Aim of the task:
Verbatim copy, images removed: write out the entries below.

[Stored items]
==========
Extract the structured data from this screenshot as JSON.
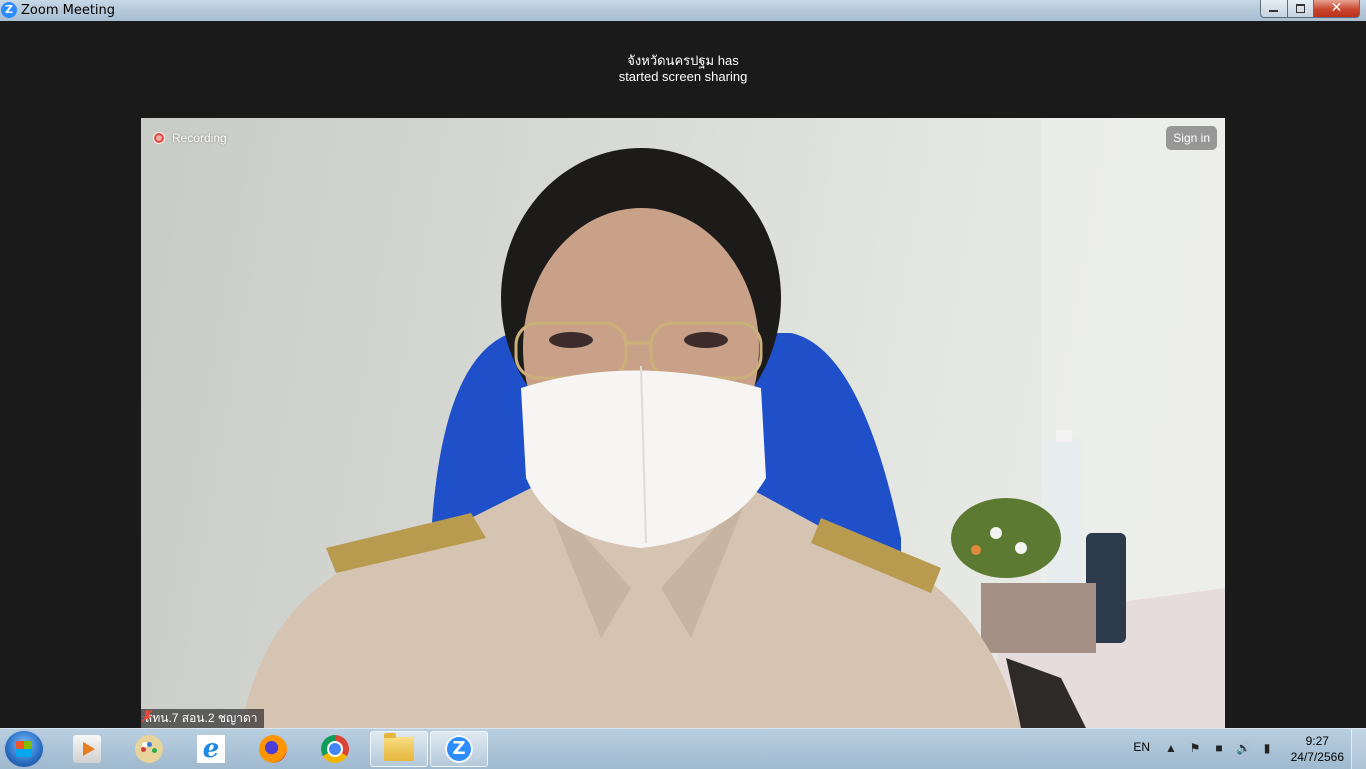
{
  "window": {
    "title": "Zoom Meeting",
    "app_icon_glyph": "Z",
    "close_glyph": "✕"
  },
  "notification": {
    "line1": "จังหวัดนครปฐม has",
    "line2": "started screen sharing"
  },
  "video": {
    "recording_label": "Recording",
    "signin_label": "Sign in",
    "participant_name": "สทน.7 สอน.2 ชญาดา",
    "recording_color": "#e0483b"
  },
  "taskbar": {
    "apps": [
      "windows-media-player-icon",
      "paint-icon",
      "internet-explorer-icon",
      "firefox-icon",
      "chrome-icon",
      "file-explorer-icon",
      "zoom-icon"
    ],
    "ie_glyph": "e",
    "zoom_glyph": "Z",
    "language": "EN",
    "time": "9:27",
    "date": "24/7/2566"
  }
}
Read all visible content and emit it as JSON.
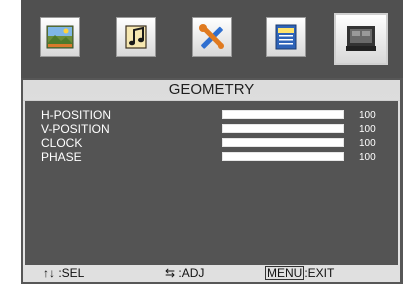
{
  "menu": {
    "tabs": [
      {
        "icon": "picture-icon",
        "selected": false
      },
      {
        "icon": "audio-icon",
        "selected": false
      },
      {
        "icon": "setup-tools-icon",
        "selected": false
      },
      {
        "icon": "info-icon",
        "selected": false
      },
      {
        "icon": "geometry-monitor-icon",
        "selected": true
      }
    ],
    "title": "GEOMETRY",
    "items": [
      {
        "label": "H-POSITION",
        "value": "100",
        "level": 1.0
      },
      {
        "label": "V-POSITION",
        "value": "100",
        "level": 1.0
      },
      {
        "label": "CLOCK",
        "value": "100",
        "level": 1.0
      },
      {
        "label": "PHASE",
        "value": "100",
        "level": 1.0
      }
    ]
  },
  "footer": {
    "sel_symbol": "↑↓",
    "sel_label": ":SEL",
    "adj_symbol": "⇆",
    "adj_label": ":ADJ",
    "menu_key": "MENU",
    "exit_label": ":EXIT"
  }
}
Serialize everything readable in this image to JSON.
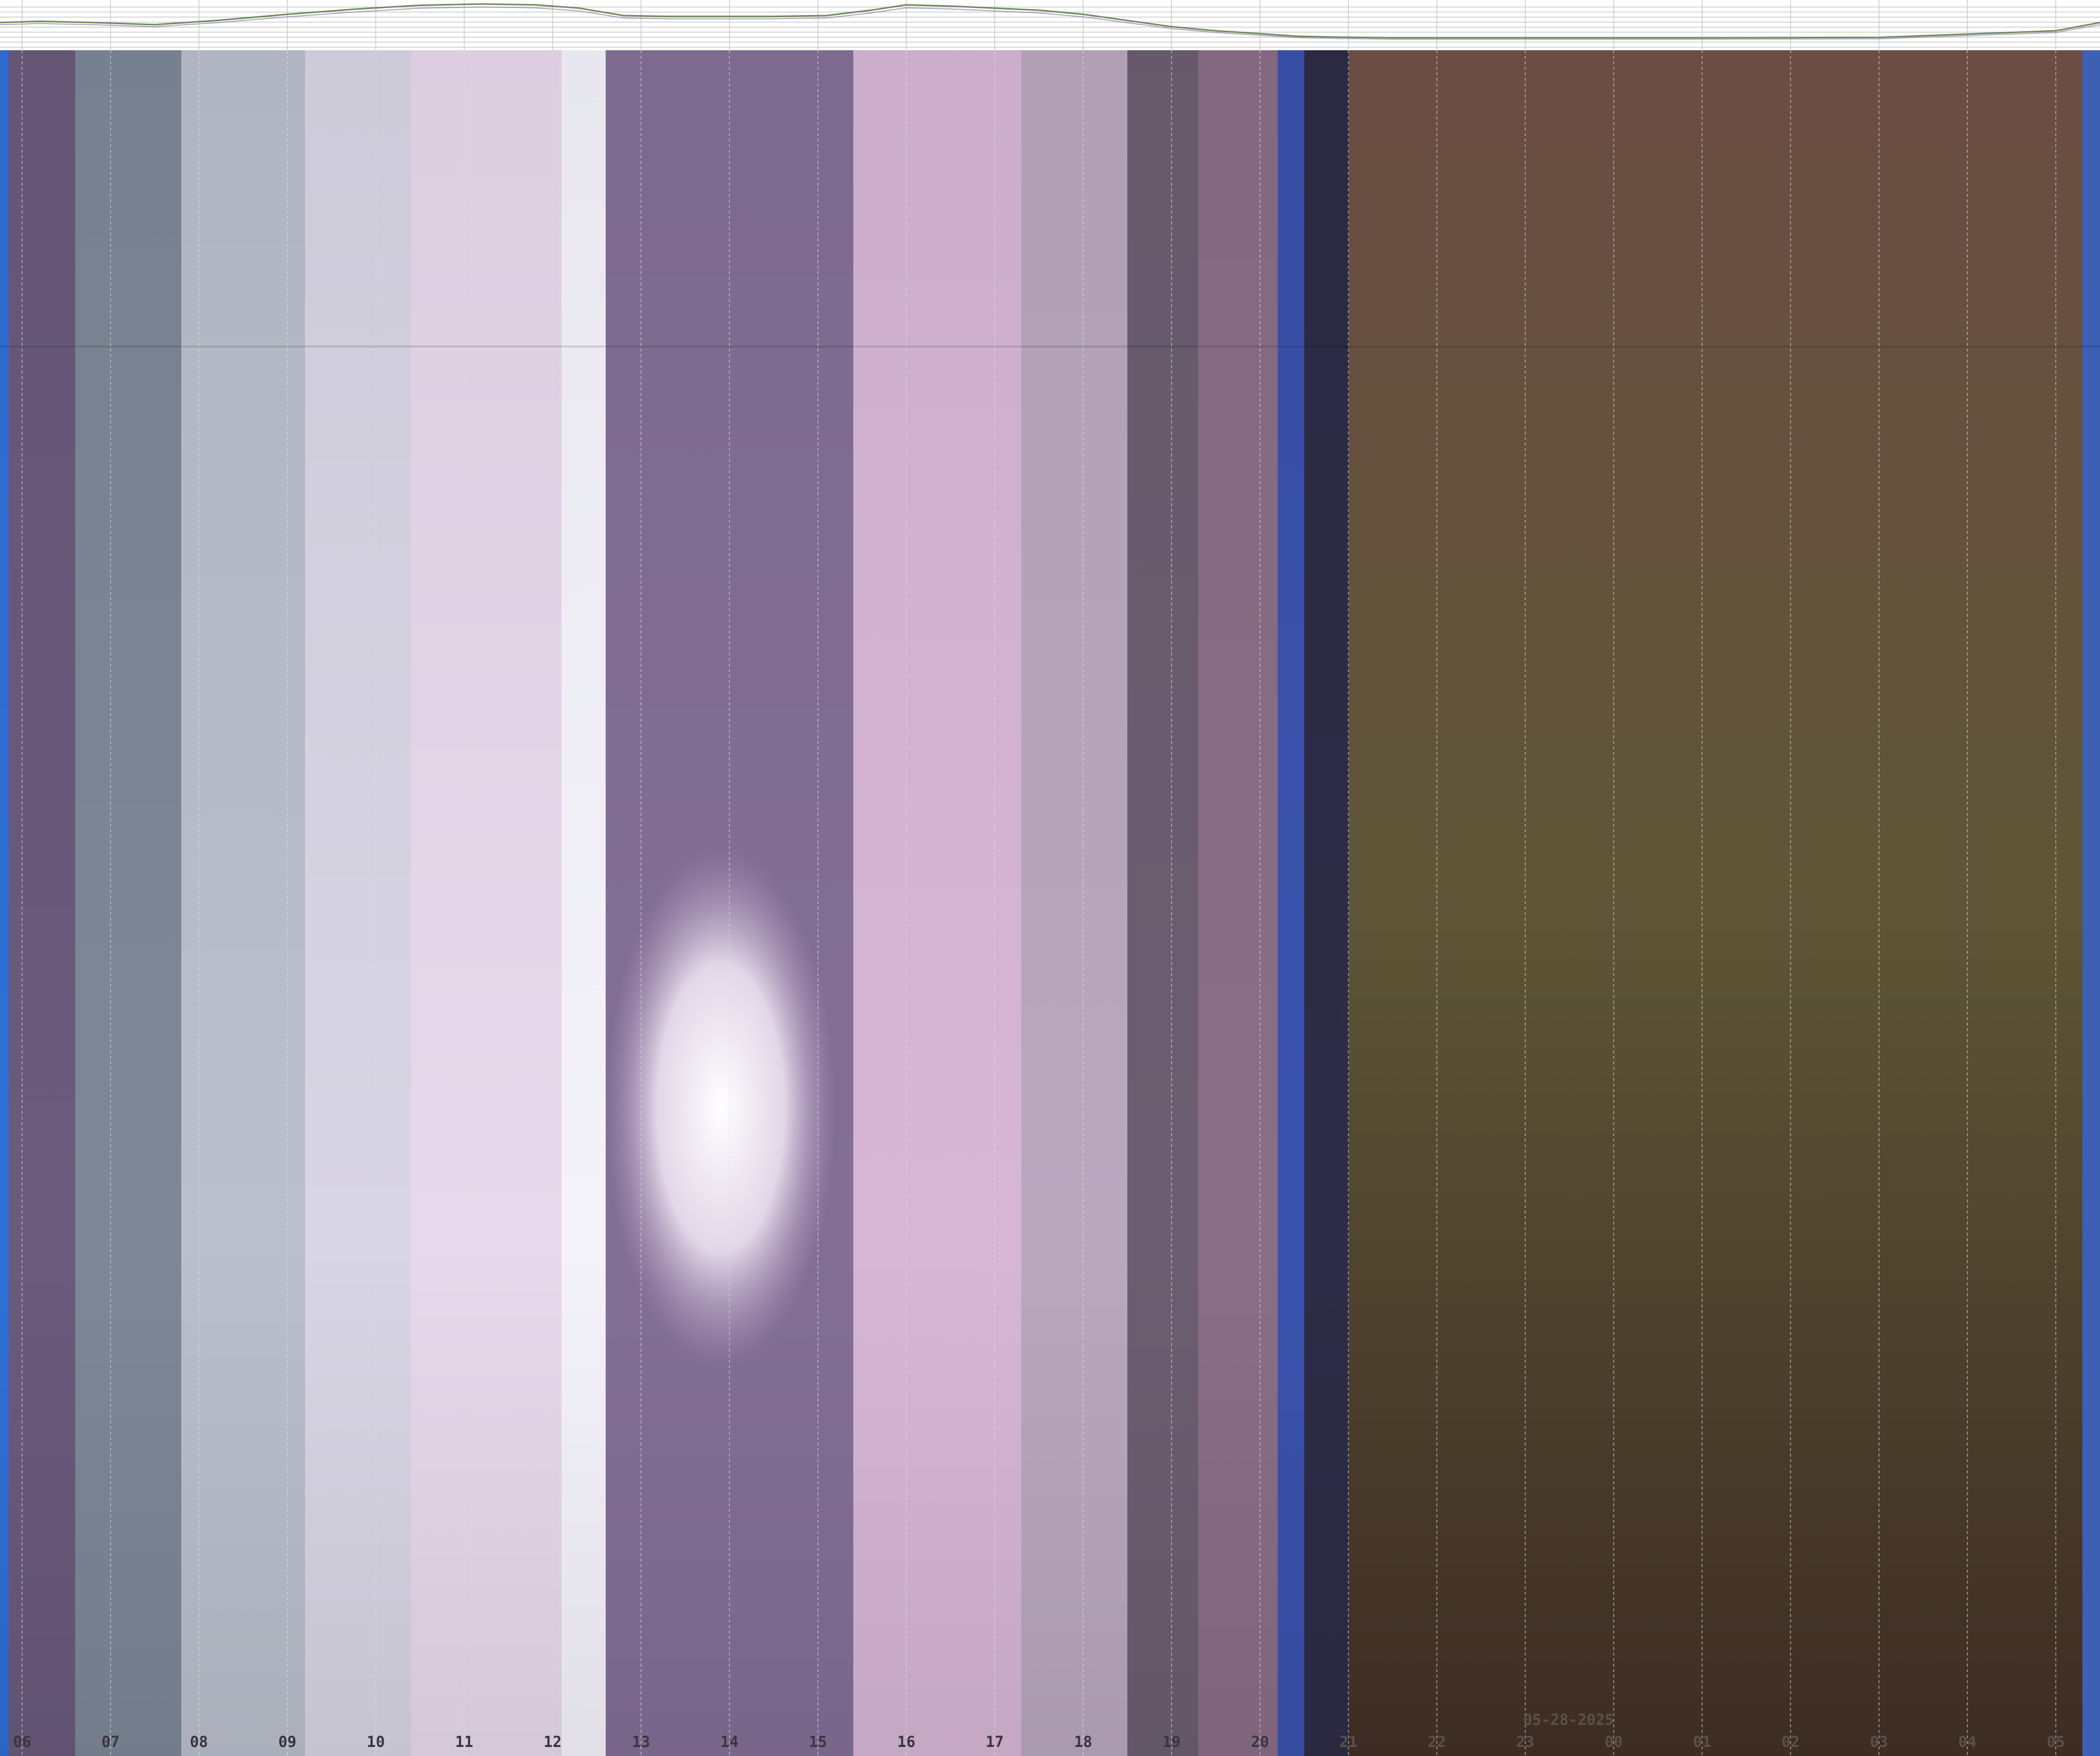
{
  "chart_data": {
    "type": "heatmap",
    "title": "",
    "date_label": "05-28-2025",
    "x_tick_labels": [
      "06",
      "07",
      "08",
      "09",
      "10",
      "11",
      "12",
      "13",
      "14",
      "15",
      "16",
      "17",
      "18",
      "19",
      "20",
      "21",
      "22",
      "23",
      "00",
      "01",
      "02",
      "03",
      "04",
      "05"
    ],
    "x_ticks_hours": [
      6,
      7,
      8,
      9,
      10,
      11,
      12,
      13,
      14,
      15,
      16,
      17,
      18,
      19,
      20,
      21,
      22,
      23,
      24,
      25,
      26,
      27,
      28,
      29
    ],
    "x_range_hours": [
      5.75,
      29.5
    ],
    "day_bands": [
      {
        "from": 5.75,
        "to": 5.85,
        "color": "#2f6fd6"
      },
      {
        "from": 5.85,
        "to": 6.6,
        "color": "#6a5a7c"
      },
      {
        "from": 6.6,
        "to": 7.8,
        "color": "#7d8797"
      },
      {
        "from": 7.8,
        "to": 9.2,
        "color": "#b9bfcb"
      },
      {
        "from": 9.2,
        "to": 10.4,
        "color": "#d8d5e4"
      },
      {
        "from": 10.4,
        "to": 12.1,
        "color": "#e7d9eb"
      },
      {
        "from": 12.1,
        "to": 12.6,
        "color": "#f4f3fb"
      },
      {
        "from": 12.6,
        "to": 15.4,
        "color": "#836f96"
      },
      {
        "from": 15.4,
        "to": 17.3,
        "color": "#d6b6d4"
      },
      {
        "from": 17.3,
        "to": 18.5,
        "color": "#b9a7be"
      },
      {
        "from": 18.5,
        "to": 19.3,
        "color": "#6b5e70"
      },
      {
        "from": 19.3,
        "to": 20.2,
        "color": "#8a6d86"
      },
      {
        "from": 20.2,
        "to": 20.5,
        "color": "#3b52ad"
      },
      {
        "from": 20.5,
        "to": 21.0,
        "color": "#2e2c46"
      }
    ],
    "night_gradient": {
      "top": "#6b4d44",
      "middle": "#5e5636",
      "bottom": "#3d2c24"
    },
    "dawn_edge": {
      "from": 29.3,
      "to": 29.5,
      "color": "#3d5fb4"
    },
    "sun_position_hour": 13.9,
    "brightness_trace": {
      "hours": [
        5.75,
        6.2,
        6.8,
        7.5,
        8.2,
        9.0,
        9.8,
        10.5,
        11.2,
        11.8,
        12.3,
        12.8,
        13.3,
        13.8,
        14.5,
        15.1,
        15.6,
        16.0,
        16.5,
        17.0,
        17.5,
        18.0,
        18.5,
        19.0,
        19.5,
        20.0,
        20.4,
        20.8,
        21.5,
        23,
        25,
        27,
        29.0,
        29.5
      ],
      "values": [
        0.55,
        0.58,
        0.55,
        0.5,
        0.6,
        0.75,
        0.88,
        0.97,
        1.0,
        0.98,
        0.9,
        0.72,
        0.7,
        0.7,
        0.7,
        0.72,
        0.85,
        0.98,
        0.95,
        0.9,
        0.85,
        0.75,
        0.6,
        0.45,
        0.35,
        0.28,
        0.22,
        0.2,
        0.18,
        0.18,
        0.18,
        0.19,
        0.35,
        0.55
      ]
    }
  }
}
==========
Exercise output:
Extract the structured data from this screenshot as JSON.
{
  "window": {
    "title": "Zoom Meeting",
    "app_icon_glyph": "Z",
    "close_glyph": "✕"
  },
  "notification": {
    "line1": "จังหวัดนครปฐม has",
    "line2": "started screen sharing"
  },
  "video": {
    "recording_label": "Recording",
    "signin_label": "Sign in",
    "participant_name": "สทน.7 สอน.2 ชญาดา",
    "recording_color": "#e0483b"
  },
  "taskbar": {
    "apps": [
      "windows-media-player-icon",
      "paint-icon",
      "internet-explorer-icon",
      "firefox-icon",
      "chrome-icon",
      "file-explorer-icon",
      "zoom-icon"
    ],
    "ie_glyph": "e",
    "zoom_glyph": "Z",
    "language": "EN",
    "time": "9:27",
    "date": "24/7/2566"
  }
}
Read all visible content and emit it as JSON.
{
  "menu": {
    "tabs": [
      {
        "icon": "picture-icon",
        "selected": false
      },
      {
        "icon": "audio-icon",
        "selected": false
      },
      {
        "icon": "setup-tools-icon",
        "selected": false
      },
      {
        "icon": "info-icon",
        "selected": false
      },
      {
        "icon": "geometry-monitor-icon",
        "selected": true
      }
    ],
    "title": "GEOMETRY",
    "items": [
      {
        "label": "H-POSITION",
        "value": "100",
        "level": 1.0
      },
      {
        "label": "V-POSITION",
        "value": "100",
        "level": 1.0
      },
      {
        "label": "CLOCK",
        "value": "100",
        "level": 1.0
      },
      {
        "label": "PHASE",
        "value": "100",
        "level": 1.0
      }
    ]
  },
  "footer": {
    "sel_symbol": "↑↓",
    "sel_label": ":SEL",
    "adj_symbol": "⇆",
    "adj_label": ":ADJ",
    "menu_key": "MENU",
    "exit_label": ":EXIT"
  }
}
Serialize everything readable in this image to JSON.
{
  "chart_data": {
    "type": "heatmap",
    "title": "",
    "date_label": "05-28-2025",
    "x_tick_labels": [
      "06",
      "07",
      "08",
      "09",
      "10",
      "11",
      "12",
      "13",
      "14",
      "15",
      "16",
      "17",
      "18",
      "19",
      "20",
      "21",
      "22",
      "23",
      "00",
      "01",
      "02",
      "03",
      "04",
      "05"
    ],
    "x_ticks_hours": [
      6,
      7,
      8,
      9,
      10,
      11,
      12,
      13,
      14,
      15,
      16,
      17,
      18,
      19,
      20,
      21,
      22,
      23,
      24,
      25,
      26,
      27,
      28,
      29
    ],
    "x_range_hours": [
      5.75,
      29.5
    ],
    "day_bands": [
      {
        "from": 5.75,
        "to": 5.85,
        "color": "#2f6fd6"
      },
      {
        "from": 5.85,
        "to": 6.6,
        "color": "#6a5a7c"
      },
      {
        "from": 6.6,
        "to": 7.8,
        "color": "#7d8797"
      },
      {
        "from": 7.8,
        "to": 9.2,
        "color": "#b9bfcb"
      },
      {
        "from": 9.2,
        "to": 10.4,
        "color": "#d8d5e4"
      },
      {
        "from": 10.4,
        "to": 12.1,
        "color": "#e7d9eb"
      },
      {
        "from": 12.1,
        "to": 12.6,
        "color": "#f4f3fb"
      },
      {
        "from": 12.6,
        "to": 15.4,
        "color": "#836f96"
      },
      {
        "from": 15.4,
        "to": 17.3,
        "color": "#d6b6d4"
      },
      {
        "from": 17.3,
        "to": 18.5,
        "color": "#b9a7be"
      },
      {
        "from": 18.5,
        "to": 19.3,
        "color": "#6b5e70"
      },
      {
        "from": 19.3,
        "to": 20.2,
        "color": "#8a6d86"
      },
      {
        "from": 20.2,
        "to": 20.5,
        "color": "#3b52ad"
      },
      {
        "from": 20.5,
        "to": 21.0,
        "color": "#2e2c46"
      }
    ],
    "night_gradient": {
      "top": "#6b4d44",
      "middle": "#5e5636",
      "bottom": "#3d2c24"
    },
    "dawn_edge": {
      "from": 29.3,
      "to": 29.5,
      "color": "#3d5fb4"
    },
    "sun_position_hour": 13.9,
    "brightness_trace": {
      "hours": [
        5.75,
        6.2,
        6.8,
        7.5,
        8.2,
        9.0,
        9.8,
        10.5,
        11.2,
        11.8,
        12.3,
        12.8,
        13.3,
        13.8,
        14.5,
        15.1,
        15.6,
        16.0,
        16.5,
        17.0,
        17.5,
        18.0,
        18.5,
        19.0,
        19.5,
        20.0,
        20.4,
        20.8,
        21.5,
        23,
        25,
        27,
        29.0,
        29.5
      ],
      "values": [
        0.55,
        0.58,
        0.55,
        0.5,
        0.6,
        0.75,
        0.88,
        0.97,
        1.0,
        0.98,
        0.9,
        0.72,
        0.7,
        0.7,
        0.7,
        0.72,
        0.85,
        0.98,
        0.95,
        0.9,
        0.85,
        0.75,
        0.6,
        0.45,
        0.35,
        0.28,
        0.22,
        0.2,
        0.18,
        0.18,
        0.18,
        0.19,
        0.35,
        0.55
      ]
    }
  }
}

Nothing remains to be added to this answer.